How to find gold: The Californian badlands, digging out crevasses and sifting sludge

How to find gold

Steve Boggan finds himself in the Californian badlands, digging out crevasses and sifting sludge
Singing accents: From Herman's Hermits and David Bowie to Alesha Dixon

Not born in the USA

Lay off Alesha Dixon: songs sound better in US accents, even our national anthem
10 best balsamic vinegars

10 best balsamic vinegars

Drizzle it over salad, enjoy it with ciabatta, marinate vegetables, or use it to add depth to a sauce - this versatile staple is a cook's best friend
Wimbledon 2015: Brief glimpses of the old Venus but Williams sisters' epic wars belong to history

Brief glimpses of the old Venus but Williams sisters' epic wars belong to history

Serena dispatched her elder sister 6-4, 6-3 in eight minutes more than an hour
Greece says 'No': A night of huge celebrations in Athens as voters decisively back Tsipras and his anti-austerity stance in historic referendum

Greece referendum

Greeks say 'No' to austerity and plunge Europe into crisis
Ten years after the 7/7 terror attacks, is Britain an altered state?

7/7 bombings anniversary

Ten years after the terror attacks, is Britain an altered state?
Beautiful evening dresses are some of the loveliest Donatella has created

Versace haute couture review

Beautiful evening dresses are some of the loveliest Donatella has ever created
No hope and no jobs, so Gaza's young risk their lives, climb the fence and run for it

No hope and no jobs in Gaza

So the young risk their lives and run for it
Fashion apps: Retailers roll together shopping and social networking for mobile customers

Fashion apps

Retailers roll together shopping and social networking for mobile customers
The Greek referendum exposes a gaping hole at the heart of the European Union – its distinct lack of any genuine popular legitimacy

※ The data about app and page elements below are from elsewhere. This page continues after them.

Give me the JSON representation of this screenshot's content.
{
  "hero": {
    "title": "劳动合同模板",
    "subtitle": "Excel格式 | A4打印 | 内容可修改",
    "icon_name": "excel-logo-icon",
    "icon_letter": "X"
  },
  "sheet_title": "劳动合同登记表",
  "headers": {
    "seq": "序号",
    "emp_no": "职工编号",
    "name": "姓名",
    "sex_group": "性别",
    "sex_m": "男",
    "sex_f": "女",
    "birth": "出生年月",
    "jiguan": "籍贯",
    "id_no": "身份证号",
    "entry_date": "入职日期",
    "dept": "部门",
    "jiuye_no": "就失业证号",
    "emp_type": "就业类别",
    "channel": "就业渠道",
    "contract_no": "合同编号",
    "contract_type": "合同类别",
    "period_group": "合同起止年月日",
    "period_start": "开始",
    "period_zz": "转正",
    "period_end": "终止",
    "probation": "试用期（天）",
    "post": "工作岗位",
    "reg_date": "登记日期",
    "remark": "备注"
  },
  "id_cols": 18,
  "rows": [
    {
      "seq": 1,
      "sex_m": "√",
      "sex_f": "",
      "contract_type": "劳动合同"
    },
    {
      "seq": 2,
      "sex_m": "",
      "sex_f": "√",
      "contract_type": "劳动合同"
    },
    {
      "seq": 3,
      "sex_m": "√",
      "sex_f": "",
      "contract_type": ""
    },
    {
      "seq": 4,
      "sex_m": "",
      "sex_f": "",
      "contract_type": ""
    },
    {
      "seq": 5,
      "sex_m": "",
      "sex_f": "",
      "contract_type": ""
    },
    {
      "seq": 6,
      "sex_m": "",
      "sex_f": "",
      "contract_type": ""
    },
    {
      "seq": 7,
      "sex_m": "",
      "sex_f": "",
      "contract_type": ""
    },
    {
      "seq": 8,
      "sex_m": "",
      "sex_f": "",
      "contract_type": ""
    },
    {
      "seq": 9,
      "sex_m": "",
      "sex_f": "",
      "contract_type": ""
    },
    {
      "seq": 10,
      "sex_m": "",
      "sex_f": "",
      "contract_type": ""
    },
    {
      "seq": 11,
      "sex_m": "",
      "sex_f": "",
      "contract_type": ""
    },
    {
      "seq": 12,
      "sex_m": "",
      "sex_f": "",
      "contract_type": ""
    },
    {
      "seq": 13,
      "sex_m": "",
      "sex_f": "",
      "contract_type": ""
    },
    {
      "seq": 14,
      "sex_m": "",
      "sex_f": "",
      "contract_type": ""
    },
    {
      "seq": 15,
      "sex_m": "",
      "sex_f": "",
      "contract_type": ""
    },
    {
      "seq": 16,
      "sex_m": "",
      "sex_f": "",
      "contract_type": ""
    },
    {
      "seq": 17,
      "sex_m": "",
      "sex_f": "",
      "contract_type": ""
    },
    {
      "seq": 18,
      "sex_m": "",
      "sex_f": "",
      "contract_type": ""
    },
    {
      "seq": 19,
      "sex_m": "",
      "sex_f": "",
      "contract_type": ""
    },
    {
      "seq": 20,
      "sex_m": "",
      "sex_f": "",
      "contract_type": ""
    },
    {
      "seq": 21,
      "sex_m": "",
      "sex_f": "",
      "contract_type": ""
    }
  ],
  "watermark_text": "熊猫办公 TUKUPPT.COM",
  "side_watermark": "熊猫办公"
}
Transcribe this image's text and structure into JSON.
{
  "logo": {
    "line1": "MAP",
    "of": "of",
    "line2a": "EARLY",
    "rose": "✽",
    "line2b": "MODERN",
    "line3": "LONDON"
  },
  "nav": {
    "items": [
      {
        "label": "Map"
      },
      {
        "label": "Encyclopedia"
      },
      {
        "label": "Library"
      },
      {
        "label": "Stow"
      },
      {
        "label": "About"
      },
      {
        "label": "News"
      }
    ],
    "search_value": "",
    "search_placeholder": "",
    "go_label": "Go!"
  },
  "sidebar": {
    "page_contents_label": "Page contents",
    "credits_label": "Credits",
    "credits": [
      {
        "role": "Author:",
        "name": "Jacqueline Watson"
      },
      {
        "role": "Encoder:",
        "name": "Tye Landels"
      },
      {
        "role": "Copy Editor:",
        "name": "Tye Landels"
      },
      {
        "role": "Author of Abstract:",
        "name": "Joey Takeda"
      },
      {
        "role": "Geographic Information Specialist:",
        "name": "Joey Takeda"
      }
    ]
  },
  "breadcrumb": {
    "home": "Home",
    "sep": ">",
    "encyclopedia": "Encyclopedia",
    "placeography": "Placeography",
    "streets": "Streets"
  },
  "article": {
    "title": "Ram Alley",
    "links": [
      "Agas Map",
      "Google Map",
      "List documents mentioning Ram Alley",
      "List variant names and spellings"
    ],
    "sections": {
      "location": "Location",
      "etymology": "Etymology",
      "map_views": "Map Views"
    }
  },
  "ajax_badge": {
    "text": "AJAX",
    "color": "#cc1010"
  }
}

Gaping hole at the heart of the European Union

Treatment of Greece has shown up a lack of genuine legitimacy